Night of the Batmen! This story was adapted from my favorite issue of the comic book based on our show — only fair since our show was based on a comic book!.
Written for the comics by Sholly Fisch, I thought it was a really wacky story that perfectly captured the flavor of the show. What I like about the episode most is that it’s about the fact that Batman’s friends truly care about him despite his loner attitude and grumpiness.
Basically, Batman gets hurt badly (check out one of several homages to the Crisis on Infinite Earths cover that made it into the series!) and his buds, Captain Marvel, Green Arrow, Plastic Man and Aquaman decide to help him out by impersonating him while he heals under Martian Manhunter’s overly aggressive care.

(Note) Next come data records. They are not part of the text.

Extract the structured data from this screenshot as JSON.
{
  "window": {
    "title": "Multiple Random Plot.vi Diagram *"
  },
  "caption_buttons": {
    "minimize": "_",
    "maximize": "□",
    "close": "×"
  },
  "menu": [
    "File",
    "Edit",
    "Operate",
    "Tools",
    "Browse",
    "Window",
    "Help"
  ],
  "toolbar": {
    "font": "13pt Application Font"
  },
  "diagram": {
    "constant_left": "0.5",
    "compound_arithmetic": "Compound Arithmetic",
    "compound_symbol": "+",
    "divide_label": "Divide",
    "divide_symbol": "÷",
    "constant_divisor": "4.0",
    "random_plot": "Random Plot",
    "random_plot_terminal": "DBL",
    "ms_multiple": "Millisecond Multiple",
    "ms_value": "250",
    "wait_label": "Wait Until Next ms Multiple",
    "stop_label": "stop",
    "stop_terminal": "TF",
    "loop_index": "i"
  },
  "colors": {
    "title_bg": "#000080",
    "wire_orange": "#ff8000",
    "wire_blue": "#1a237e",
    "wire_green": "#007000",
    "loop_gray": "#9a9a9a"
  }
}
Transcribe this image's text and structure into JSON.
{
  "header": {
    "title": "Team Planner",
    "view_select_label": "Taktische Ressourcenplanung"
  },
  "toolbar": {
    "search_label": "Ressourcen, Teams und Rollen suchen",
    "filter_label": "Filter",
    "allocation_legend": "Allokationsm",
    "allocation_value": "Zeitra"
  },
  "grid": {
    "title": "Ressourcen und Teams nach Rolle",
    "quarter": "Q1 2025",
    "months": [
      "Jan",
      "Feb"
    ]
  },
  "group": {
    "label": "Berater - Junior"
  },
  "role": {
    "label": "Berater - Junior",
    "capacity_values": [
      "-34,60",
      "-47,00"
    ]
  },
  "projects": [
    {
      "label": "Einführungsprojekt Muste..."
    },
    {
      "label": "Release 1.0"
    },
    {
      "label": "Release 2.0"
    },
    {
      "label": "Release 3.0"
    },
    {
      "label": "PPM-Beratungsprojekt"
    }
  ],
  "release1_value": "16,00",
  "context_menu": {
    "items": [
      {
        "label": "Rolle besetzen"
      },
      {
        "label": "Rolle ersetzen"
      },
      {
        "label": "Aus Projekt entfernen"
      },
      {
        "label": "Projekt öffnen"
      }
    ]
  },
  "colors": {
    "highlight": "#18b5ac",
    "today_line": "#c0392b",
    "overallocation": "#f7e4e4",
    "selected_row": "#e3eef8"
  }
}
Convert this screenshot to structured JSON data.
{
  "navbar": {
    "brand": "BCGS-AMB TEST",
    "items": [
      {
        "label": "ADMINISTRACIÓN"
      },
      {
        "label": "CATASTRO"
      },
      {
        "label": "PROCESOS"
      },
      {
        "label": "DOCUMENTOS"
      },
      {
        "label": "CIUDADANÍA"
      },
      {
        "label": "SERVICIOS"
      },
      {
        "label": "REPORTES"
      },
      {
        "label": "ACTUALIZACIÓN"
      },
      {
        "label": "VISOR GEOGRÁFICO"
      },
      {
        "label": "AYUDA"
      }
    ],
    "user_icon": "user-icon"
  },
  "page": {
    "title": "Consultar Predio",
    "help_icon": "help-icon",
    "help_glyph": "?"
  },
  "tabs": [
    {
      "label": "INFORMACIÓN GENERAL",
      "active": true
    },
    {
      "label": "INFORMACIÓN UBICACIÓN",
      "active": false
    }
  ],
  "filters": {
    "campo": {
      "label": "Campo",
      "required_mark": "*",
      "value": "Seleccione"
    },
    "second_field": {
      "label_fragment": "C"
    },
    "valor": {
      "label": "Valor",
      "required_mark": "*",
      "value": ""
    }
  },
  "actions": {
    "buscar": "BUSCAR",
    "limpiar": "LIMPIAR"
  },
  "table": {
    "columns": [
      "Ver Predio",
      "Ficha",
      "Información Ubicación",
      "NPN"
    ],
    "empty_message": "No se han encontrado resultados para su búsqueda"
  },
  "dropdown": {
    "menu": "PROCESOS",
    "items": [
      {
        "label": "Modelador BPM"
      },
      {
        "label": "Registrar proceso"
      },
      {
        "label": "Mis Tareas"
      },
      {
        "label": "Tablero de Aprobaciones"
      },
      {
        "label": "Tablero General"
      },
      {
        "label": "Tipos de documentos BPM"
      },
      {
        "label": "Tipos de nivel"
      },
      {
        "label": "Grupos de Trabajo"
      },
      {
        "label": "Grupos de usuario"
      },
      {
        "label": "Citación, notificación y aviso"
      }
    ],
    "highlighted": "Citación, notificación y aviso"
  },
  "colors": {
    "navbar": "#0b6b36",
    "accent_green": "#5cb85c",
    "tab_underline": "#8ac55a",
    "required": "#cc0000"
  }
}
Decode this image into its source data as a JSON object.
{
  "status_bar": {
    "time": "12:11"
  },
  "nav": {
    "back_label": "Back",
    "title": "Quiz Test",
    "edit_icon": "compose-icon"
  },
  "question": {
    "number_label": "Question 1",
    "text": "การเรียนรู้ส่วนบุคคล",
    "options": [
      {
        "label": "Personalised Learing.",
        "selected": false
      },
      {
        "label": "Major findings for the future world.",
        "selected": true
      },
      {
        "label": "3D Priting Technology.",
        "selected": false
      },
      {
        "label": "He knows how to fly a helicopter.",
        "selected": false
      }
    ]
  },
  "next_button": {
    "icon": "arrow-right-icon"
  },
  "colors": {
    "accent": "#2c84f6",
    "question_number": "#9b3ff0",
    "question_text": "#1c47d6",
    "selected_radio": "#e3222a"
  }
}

This one is a cameo-fest of Batman rogues, but seeing how the different heroes impersonate Batman with varying degrees of success or failure makes for a lot of fun.
Favorite bits: The Aquaman/Penguin duel of alliterations … Catwoman in her classic early ’70s costume (the first version I saw in the comics as a kid) … Batman in traction but still being a badass … and lastly, Gaggy!
Those are my 13 episodes. Where is Chill of the Night!, you ask? EVERYONE likes that episode, and I’m convinced that’s because it’s an homage of sorts to Batman: The Animated Series and also the episode least like any of the other episodes!
It was based on a retelling of Batman’s origin story from the Bronze Age – The Untold Legend of the Batman miniseries by Len Wein and Jim Aparo, which in turn adapted a couple of Silver and Golden Age stories, where Batman learned that his father dressed as a Batman once and another where Batman finally tracked down his parents’ killer.
I wanted to do it mainly to show that we could do “dark” if we wanted to and also, because Bruce Timm told me that he never wanted to do an episode where Batman caught his parents’ killer! So, yeah, I guess you could say I pushed to do Chill of the Night! out of pure spite!
Everyone involved brought their A-game — from the artists to the actors. We even got Adam West and Julie Newmar to play the Waynes, and Kevin Conroy and Mark Hamill to play the Phantom Stranger and the Spectre. And Diedrich gives a heart-breaking performance as Batman when he finally confronts Joe Chill.
I get why it’s a special episode to so many and I am proud of it. However, I just dig the sillier episodes a bit more because they’re actually much tougher to do (comedy IS hard!) and they’re the main reason I wanted to do Batman: The Brave and the Bold in the first place!
All Hail Haney (as in Bob)!
— EXCLUSIVE: Dig These Original BATMAN: THE BRAVE AND THE BOLD Designs. Click here.
— James Tucker’s TOP 13 BATMAN ’66 Episodes. Click here.